Web page and app entries:
--------------------------------------------------
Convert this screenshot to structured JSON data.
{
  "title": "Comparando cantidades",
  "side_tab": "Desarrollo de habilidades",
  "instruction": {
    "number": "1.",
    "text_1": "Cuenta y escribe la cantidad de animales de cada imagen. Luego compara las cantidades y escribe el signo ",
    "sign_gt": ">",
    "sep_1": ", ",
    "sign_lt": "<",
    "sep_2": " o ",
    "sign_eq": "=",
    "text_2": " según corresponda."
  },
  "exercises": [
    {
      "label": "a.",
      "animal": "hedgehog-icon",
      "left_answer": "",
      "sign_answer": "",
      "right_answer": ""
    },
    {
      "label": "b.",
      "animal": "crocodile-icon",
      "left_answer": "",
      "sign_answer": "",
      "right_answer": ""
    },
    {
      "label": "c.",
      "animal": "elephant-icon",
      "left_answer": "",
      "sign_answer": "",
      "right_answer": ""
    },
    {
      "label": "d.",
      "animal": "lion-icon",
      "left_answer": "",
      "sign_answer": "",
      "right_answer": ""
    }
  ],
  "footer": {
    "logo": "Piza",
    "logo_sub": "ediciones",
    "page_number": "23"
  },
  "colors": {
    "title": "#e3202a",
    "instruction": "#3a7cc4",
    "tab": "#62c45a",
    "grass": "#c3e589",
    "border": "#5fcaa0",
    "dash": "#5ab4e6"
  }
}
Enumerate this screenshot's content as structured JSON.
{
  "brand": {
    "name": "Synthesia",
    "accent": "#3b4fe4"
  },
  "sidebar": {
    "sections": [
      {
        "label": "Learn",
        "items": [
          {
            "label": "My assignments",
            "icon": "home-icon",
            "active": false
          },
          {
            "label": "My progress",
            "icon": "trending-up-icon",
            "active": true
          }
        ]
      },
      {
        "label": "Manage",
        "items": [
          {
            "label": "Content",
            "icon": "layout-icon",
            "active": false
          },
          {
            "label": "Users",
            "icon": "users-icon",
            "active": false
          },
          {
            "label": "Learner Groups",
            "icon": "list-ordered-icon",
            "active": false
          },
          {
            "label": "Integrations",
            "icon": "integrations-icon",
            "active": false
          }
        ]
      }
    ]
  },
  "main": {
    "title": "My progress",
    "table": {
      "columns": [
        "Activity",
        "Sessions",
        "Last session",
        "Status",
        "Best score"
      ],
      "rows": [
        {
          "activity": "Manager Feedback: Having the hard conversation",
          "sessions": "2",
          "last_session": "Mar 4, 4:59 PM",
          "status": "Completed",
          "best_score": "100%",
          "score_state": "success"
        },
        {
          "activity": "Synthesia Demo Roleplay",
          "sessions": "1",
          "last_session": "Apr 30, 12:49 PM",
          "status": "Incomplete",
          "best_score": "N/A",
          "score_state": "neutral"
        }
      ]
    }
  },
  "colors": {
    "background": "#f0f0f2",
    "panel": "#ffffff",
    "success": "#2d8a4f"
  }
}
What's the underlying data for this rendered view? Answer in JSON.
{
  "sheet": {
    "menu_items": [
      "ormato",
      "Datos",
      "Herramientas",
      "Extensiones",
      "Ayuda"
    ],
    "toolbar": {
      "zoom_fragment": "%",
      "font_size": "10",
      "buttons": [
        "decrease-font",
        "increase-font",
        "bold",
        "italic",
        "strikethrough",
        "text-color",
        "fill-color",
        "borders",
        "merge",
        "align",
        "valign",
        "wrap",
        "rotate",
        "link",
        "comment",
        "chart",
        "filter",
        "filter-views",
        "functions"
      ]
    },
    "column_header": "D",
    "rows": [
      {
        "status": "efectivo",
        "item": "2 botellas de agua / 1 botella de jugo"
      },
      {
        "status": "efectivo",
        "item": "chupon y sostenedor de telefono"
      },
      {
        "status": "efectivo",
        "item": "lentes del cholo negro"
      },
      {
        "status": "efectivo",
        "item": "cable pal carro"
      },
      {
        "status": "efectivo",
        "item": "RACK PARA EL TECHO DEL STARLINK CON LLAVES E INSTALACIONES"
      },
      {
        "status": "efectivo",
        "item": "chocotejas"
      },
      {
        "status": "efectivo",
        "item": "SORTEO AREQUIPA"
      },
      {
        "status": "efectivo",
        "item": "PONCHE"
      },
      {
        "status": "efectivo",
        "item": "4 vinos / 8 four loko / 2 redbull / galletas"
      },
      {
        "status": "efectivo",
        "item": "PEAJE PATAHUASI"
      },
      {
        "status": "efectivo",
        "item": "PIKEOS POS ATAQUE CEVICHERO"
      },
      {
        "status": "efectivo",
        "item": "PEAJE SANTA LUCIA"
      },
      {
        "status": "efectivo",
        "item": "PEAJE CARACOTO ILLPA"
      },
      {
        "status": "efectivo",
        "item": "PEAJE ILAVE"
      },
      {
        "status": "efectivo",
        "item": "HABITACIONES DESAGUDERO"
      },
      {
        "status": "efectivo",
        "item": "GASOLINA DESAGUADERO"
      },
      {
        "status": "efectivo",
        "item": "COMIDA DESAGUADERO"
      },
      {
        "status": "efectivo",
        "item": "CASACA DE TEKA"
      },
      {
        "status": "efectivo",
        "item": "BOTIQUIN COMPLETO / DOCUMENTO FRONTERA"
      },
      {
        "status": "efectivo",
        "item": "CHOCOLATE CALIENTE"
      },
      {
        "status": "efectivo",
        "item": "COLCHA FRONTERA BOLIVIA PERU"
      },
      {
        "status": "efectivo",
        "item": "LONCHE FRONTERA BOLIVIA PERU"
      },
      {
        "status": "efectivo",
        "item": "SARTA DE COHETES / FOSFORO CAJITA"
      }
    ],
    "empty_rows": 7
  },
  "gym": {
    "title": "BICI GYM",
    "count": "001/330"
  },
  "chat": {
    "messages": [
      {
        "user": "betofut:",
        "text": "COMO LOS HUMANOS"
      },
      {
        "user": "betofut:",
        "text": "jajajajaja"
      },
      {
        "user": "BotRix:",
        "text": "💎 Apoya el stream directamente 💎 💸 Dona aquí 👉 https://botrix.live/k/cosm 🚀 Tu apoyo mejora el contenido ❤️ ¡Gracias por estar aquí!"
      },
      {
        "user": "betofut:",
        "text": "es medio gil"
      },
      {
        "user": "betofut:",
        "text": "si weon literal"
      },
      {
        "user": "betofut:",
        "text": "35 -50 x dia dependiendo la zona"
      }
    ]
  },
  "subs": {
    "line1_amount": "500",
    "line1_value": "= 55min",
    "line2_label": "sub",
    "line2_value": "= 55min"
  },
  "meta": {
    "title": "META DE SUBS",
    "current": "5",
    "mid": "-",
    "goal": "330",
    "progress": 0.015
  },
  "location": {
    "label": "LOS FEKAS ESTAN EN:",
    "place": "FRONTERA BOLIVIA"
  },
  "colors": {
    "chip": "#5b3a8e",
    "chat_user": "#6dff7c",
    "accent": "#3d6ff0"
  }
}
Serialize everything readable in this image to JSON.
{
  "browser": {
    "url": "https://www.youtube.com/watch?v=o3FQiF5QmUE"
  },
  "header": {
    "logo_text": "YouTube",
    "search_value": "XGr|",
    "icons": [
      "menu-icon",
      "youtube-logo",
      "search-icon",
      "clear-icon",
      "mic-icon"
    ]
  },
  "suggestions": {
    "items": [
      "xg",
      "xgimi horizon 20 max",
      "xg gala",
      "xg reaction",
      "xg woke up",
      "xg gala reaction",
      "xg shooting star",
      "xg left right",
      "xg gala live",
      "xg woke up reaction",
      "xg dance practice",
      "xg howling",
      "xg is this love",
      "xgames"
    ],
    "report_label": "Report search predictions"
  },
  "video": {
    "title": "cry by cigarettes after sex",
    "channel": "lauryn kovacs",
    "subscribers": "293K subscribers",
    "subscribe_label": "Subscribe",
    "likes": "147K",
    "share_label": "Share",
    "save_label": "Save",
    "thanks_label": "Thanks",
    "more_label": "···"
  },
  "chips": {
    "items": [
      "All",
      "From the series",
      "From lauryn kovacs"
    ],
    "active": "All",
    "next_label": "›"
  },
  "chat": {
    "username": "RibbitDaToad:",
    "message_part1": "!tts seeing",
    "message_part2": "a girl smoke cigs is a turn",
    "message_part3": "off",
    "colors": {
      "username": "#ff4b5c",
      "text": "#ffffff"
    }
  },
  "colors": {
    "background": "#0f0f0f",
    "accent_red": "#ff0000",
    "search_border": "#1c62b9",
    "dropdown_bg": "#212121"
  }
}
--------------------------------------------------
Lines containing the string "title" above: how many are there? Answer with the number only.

6